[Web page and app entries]
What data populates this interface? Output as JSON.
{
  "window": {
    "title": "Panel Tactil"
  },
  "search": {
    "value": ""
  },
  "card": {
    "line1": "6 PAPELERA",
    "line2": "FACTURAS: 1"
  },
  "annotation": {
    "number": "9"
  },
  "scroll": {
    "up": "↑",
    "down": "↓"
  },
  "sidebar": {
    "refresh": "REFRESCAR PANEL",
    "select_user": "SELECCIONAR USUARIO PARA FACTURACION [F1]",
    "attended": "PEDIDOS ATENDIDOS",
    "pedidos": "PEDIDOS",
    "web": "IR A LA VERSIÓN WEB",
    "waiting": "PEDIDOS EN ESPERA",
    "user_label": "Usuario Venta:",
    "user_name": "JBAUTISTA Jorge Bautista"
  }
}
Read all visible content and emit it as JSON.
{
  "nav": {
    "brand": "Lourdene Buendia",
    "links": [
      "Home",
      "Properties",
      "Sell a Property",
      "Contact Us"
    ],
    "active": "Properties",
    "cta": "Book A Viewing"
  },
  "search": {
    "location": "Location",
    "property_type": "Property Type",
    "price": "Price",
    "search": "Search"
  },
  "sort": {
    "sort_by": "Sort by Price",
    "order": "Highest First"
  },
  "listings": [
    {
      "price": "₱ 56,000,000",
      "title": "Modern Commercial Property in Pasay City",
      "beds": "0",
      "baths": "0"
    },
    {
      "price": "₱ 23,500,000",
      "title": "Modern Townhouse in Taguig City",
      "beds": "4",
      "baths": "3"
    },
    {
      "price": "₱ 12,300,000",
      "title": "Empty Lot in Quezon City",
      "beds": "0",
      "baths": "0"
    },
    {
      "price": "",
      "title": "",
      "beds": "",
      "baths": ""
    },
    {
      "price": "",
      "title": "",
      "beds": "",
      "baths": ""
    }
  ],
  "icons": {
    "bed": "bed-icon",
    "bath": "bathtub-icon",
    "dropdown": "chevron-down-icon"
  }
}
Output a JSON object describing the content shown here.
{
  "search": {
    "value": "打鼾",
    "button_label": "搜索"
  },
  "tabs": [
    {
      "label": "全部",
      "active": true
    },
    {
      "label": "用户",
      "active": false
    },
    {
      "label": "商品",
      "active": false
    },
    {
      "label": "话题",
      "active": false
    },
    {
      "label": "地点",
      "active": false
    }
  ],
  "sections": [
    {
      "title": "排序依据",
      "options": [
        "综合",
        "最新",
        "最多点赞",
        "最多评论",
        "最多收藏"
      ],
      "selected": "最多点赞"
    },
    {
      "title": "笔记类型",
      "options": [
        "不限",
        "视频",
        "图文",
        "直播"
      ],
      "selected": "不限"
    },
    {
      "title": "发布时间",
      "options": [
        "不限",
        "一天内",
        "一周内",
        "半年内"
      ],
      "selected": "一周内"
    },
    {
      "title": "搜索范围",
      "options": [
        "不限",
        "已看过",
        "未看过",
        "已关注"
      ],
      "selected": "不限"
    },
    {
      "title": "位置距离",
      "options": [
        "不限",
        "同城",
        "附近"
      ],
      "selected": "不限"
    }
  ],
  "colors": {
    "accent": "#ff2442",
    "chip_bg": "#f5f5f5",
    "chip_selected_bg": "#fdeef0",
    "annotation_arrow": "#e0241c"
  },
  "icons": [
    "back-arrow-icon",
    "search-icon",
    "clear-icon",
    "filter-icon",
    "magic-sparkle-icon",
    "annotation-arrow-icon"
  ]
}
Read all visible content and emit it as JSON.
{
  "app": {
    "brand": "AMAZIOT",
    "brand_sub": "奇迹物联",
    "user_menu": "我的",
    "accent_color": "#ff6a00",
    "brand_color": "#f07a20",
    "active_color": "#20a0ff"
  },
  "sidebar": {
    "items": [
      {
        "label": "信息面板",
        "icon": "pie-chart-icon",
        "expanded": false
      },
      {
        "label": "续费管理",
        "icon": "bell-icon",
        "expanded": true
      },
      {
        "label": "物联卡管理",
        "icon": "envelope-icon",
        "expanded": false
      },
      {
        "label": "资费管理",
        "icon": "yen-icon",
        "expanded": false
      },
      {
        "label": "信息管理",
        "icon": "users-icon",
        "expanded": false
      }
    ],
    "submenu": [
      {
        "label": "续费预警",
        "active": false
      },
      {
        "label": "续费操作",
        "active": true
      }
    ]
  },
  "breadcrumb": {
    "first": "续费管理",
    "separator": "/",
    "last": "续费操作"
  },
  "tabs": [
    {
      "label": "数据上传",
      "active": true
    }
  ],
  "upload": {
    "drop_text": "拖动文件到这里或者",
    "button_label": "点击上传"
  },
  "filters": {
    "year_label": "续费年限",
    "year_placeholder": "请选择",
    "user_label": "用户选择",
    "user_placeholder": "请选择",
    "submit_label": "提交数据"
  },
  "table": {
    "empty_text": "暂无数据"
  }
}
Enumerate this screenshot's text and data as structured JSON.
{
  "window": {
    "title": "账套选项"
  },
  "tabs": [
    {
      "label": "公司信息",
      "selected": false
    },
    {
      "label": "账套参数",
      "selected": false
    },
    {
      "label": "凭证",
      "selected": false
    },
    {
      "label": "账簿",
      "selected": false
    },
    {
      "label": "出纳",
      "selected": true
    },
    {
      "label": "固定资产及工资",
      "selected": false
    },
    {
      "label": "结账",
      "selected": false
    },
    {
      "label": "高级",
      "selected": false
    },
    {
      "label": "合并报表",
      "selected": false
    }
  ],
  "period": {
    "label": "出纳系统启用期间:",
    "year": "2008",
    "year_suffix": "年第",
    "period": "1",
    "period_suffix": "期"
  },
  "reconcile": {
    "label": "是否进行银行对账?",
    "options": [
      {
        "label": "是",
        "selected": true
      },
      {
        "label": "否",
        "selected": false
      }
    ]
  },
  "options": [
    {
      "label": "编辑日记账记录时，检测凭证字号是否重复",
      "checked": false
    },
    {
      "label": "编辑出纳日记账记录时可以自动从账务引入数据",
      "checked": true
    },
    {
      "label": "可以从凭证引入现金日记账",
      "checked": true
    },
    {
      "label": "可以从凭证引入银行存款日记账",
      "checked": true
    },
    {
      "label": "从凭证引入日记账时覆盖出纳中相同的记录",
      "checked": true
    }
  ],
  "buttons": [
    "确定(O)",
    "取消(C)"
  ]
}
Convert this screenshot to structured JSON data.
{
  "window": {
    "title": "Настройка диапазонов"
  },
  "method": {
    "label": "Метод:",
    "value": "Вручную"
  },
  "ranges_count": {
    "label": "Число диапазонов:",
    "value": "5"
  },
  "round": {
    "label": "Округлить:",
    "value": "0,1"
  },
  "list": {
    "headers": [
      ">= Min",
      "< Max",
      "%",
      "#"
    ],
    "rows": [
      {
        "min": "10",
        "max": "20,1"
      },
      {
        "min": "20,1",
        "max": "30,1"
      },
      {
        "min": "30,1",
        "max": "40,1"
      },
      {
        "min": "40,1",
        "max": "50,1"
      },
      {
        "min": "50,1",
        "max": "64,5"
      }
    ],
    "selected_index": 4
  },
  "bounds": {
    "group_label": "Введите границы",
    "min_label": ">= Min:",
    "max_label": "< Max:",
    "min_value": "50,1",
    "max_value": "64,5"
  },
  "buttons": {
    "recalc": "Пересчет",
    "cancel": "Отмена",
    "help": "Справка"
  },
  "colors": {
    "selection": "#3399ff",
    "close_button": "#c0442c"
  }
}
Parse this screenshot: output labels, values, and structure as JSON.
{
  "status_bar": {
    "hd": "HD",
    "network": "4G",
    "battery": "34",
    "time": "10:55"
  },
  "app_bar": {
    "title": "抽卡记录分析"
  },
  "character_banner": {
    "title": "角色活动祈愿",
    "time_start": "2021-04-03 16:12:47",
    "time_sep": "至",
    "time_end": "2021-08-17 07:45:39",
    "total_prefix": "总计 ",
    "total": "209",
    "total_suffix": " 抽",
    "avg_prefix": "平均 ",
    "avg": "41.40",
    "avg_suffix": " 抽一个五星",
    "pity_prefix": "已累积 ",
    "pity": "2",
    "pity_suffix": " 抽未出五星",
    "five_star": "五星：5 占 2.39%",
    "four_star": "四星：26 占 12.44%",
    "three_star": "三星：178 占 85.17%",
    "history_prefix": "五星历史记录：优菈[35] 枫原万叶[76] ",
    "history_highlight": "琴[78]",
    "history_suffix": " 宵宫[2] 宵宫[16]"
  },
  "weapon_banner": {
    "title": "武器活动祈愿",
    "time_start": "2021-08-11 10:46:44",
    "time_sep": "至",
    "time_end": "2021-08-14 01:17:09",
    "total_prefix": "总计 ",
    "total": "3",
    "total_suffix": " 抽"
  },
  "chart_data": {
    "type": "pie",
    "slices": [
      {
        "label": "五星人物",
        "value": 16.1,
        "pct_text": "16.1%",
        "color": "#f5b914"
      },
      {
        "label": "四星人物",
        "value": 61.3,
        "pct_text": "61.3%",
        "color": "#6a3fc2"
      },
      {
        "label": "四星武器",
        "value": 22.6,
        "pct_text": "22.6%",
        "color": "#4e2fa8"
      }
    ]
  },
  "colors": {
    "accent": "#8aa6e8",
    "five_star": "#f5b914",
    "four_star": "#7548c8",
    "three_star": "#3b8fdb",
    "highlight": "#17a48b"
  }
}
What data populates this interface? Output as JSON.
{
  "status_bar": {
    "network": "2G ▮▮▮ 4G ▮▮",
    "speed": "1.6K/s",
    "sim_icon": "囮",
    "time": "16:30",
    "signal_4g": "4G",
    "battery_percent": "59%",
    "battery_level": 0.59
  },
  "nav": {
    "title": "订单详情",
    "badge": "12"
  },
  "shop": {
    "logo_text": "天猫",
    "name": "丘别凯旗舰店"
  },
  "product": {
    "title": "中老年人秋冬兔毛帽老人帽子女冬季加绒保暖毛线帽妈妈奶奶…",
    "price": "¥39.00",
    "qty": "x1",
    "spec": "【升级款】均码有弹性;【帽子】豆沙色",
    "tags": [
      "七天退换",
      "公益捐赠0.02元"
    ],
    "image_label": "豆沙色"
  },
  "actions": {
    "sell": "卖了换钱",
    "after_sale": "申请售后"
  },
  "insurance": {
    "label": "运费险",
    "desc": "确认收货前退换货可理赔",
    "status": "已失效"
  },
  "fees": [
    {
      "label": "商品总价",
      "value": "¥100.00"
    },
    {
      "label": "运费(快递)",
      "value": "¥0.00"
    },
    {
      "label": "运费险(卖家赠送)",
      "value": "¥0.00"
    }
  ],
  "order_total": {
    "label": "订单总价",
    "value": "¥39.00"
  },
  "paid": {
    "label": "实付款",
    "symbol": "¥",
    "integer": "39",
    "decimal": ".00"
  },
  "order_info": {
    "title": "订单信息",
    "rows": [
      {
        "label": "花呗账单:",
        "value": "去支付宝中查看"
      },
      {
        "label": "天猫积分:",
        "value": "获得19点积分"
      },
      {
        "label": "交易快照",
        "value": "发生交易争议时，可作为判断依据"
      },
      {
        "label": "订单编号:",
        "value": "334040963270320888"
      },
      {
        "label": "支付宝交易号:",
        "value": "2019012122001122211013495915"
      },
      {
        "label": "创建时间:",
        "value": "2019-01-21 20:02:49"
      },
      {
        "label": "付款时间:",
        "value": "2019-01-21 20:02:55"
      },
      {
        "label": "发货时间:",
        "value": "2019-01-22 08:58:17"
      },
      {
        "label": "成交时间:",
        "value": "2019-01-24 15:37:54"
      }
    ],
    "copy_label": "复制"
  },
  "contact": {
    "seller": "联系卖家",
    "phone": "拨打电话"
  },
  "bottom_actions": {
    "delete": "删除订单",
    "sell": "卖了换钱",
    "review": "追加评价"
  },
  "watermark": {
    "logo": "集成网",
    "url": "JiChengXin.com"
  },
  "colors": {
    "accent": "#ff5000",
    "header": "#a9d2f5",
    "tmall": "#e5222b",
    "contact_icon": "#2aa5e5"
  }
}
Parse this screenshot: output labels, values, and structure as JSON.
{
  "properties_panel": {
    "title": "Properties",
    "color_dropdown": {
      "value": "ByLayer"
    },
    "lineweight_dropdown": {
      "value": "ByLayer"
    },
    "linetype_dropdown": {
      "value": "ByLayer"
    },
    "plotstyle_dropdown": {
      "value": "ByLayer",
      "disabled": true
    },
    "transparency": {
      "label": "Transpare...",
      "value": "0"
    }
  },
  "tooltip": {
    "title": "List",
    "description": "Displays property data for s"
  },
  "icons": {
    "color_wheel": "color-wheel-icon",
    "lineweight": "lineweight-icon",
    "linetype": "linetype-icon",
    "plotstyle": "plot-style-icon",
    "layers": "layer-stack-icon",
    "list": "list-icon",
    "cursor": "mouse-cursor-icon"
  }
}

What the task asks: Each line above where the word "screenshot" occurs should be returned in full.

Response to this task:
Enumerate this screenshot's text and data as structured JSON.
Convert this screenshot to structured JSON data.
Parse this screenshot: output labels, values, and structure as JSON.
Parse this screenshot: output labels, values, and structure as JSON.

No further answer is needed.